According to this builder's blog (http://david-greenwood.blogspot.com/2012/08/avocet-diy-sailboat-i-built-avocet_5321.html), you could still get the plans from Tom Vetromile as of a few years ago. No site, just an e-mail address: Tom's-first-and-last-name-put-together-with-no-space@yahoo.com.

I would definitely consider building one of those before trying to replicate a Sunfish hull.

Cheers,

Matthew

UPDATE 3/13/16

I heard back from Tom Vetromile.

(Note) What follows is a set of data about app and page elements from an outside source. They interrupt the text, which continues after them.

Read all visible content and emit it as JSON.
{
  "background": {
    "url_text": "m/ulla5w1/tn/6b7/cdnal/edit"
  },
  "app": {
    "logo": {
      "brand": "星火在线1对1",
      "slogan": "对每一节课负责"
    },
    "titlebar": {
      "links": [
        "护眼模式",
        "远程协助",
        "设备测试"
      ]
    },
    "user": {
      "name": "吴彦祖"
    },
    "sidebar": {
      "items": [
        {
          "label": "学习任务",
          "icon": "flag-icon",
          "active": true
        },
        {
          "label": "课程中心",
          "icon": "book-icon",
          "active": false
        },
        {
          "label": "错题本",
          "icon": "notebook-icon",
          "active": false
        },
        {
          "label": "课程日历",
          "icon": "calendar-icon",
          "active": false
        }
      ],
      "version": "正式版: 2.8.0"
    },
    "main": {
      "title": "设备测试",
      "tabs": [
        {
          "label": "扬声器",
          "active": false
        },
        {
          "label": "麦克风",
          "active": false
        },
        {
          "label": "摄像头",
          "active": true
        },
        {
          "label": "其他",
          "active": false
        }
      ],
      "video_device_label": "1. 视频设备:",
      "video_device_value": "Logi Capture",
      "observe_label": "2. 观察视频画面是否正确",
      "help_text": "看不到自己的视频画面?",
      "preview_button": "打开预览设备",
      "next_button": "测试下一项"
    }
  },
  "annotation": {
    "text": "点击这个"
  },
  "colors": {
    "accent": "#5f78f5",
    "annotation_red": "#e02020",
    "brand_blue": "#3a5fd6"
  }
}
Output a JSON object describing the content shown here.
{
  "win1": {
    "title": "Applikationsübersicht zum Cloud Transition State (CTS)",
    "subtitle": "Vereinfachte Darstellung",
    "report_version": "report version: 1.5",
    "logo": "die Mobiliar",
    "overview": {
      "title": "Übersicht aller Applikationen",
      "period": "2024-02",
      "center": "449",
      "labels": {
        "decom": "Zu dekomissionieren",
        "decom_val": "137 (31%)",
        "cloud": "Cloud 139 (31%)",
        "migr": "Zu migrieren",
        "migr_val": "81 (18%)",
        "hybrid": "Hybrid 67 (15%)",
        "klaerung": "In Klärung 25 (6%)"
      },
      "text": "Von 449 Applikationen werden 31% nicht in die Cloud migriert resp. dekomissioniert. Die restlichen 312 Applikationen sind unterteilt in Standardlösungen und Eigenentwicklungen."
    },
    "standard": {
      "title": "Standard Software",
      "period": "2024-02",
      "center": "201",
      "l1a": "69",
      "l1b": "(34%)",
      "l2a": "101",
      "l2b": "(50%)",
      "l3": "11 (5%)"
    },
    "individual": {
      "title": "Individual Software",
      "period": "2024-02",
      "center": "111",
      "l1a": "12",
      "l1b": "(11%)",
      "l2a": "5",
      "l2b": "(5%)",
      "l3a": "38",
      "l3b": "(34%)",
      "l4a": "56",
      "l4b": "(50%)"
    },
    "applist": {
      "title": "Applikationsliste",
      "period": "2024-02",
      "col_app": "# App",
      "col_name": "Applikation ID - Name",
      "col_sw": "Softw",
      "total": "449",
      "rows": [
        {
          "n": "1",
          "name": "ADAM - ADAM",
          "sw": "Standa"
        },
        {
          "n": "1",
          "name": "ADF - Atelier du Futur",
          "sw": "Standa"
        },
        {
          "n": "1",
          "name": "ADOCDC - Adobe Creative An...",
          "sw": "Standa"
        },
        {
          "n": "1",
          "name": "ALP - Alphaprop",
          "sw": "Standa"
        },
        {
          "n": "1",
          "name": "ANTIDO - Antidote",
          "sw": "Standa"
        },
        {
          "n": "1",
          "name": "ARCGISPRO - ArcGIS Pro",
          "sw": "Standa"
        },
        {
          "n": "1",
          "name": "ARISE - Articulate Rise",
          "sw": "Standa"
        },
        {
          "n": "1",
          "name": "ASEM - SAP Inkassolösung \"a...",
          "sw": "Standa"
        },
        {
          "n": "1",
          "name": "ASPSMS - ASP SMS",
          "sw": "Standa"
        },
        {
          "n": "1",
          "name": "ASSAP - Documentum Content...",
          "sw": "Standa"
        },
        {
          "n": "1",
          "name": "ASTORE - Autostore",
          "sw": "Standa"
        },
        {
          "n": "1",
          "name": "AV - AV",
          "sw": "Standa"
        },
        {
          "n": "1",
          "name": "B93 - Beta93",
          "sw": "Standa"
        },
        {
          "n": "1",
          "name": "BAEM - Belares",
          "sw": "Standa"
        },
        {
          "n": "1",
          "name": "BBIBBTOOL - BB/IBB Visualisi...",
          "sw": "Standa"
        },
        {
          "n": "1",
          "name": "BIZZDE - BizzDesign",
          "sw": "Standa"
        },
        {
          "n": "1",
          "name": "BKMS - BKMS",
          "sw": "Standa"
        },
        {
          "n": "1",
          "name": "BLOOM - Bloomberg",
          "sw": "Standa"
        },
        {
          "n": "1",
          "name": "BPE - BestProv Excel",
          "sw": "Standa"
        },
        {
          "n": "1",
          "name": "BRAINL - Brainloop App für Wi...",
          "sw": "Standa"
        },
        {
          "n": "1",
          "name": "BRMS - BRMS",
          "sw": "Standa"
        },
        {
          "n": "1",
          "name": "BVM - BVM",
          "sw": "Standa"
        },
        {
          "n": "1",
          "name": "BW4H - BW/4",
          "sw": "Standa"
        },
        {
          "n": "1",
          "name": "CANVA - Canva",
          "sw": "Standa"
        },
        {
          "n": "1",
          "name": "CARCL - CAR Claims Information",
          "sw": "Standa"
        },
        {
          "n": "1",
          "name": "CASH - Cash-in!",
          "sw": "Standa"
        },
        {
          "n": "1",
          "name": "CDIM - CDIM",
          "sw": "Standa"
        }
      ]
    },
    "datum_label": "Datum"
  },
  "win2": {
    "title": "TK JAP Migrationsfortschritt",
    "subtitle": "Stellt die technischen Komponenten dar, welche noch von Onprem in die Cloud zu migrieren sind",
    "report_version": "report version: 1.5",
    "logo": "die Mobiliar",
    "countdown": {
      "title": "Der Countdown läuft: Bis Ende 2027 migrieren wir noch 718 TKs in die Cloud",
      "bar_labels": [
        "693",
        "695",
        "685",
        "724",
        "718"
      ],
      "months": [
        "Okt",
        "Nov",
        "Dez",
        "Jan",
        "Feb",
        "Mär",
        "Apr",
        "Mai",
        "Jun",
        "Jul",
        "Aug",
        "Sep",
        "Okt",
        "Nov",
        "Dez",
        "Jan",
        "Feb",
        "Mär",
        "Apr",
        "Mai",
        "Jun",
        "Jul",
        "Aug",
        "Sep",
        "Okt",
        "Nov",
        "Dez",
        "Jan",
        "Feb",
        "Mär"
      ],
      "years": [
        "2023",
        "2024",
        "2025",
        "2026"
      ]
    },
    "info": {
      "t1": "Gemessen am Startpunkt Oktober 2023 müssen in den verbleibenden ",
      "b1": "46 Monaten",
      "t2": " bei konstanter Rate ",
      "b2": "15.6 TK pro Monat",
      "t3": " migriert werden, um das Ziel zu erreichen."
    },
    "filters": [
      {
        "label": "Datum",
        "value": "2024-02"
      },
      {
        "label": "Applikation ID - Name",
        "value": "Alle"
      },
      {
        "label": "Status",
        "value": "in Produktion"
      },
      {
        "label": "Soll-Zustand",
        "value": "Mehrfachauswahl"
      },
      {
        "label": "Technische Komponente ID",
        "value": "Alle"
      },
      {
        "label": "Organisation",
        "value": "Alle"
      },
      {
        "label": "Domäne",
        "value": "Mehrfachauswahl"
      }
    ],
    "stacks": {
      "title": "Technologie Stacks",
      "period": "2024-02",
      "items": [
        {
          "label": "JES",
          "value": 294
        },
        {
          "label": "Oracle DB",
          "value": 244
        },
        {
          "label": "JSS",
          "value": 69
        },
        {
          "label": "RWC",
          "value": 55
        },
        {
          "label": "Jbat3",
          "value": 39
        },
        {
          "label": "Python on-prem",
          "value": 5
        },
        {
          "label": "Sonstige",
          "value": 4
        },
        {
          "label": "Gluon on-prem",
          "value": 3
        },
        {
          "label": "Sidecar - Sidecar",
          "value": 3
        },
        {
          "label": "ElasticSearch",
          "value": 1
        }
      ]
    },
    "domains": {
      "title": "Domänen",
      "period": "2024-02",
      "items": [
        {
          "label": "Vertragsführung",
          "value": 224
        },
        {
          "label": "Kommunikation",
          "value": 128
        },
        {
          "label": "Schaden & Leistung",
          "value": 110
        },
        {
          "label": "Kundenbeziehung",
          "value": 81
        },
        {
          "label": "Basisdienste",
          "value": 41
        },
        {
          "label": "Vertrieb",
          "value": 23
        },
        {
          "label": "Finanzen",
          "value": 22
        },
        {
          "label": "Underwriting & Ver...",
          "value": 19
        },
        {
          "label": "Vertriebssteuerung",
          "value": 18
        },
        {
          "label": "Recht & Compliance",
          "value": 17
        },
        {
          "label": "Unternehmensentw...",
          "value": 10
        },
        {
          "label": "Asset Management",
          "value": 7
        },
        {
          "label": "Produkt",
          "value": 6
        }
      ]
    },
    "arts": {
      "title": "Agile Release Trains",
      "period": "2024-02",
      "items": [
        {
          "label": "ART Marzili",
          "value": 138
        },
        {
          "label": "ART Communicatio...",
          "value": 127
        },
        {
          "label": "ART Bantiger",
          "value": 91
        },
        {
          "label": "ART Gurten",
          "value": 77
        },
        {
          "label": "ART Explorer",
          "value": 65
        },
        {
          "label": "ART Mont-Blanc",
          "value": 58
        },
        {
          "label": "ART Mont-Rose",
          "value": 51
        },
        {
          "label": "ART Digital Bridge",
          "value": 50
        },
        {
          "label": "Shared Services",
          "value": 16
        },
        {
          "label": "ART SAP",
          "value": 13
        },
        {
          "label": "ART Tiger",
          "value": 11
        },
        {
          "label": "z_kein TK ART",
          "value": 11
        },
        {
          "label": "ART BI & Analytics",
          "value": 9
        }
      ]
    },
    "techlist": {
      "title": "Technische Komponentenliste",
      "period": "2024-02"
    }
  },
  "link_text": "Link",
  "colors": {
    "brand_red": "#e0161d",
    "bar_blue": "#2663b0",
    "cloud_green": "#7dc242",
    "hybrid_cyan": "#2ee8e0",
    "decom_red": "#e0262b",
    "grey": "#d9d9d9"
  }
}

I don't think you're going to find a better deal on boat plans anywhere:


Yes, I still ship Plan Packets for Dave Carnell's "Nutmeg" (i.e. $200 Sailboat). The cost - including 1st class USPS - is $30.00 to the Continental US. Other places will need an additional shipping charge determined by location. Overseas or South America may need to go by Priority International Envelope with a Tracking Number to get past customs. This shipping method may nearly equal the cost of the Plan Packet... Some have paid by Western Union in US dollars and others send a check by mail drawn on a US Bank. Most folks e-mail me and we work out the costs.

signalcharlie
03-16-2016, 06:49 AM
Here's the trim strip on the deck/side seam that was mentioned.

Sunfish number 2, currently at the Lake Champlain Maritime Museum.

https://lh4.googleusercontent.com/-G3BSOnXhd58/UbHZgfO6mhI/AAAAAAAAFzc/WMzlzszOnAQr0dOxpaJZXUlOu1--UcOeA/w960-h720-no/image.jpg

(Image LCMM, 2013).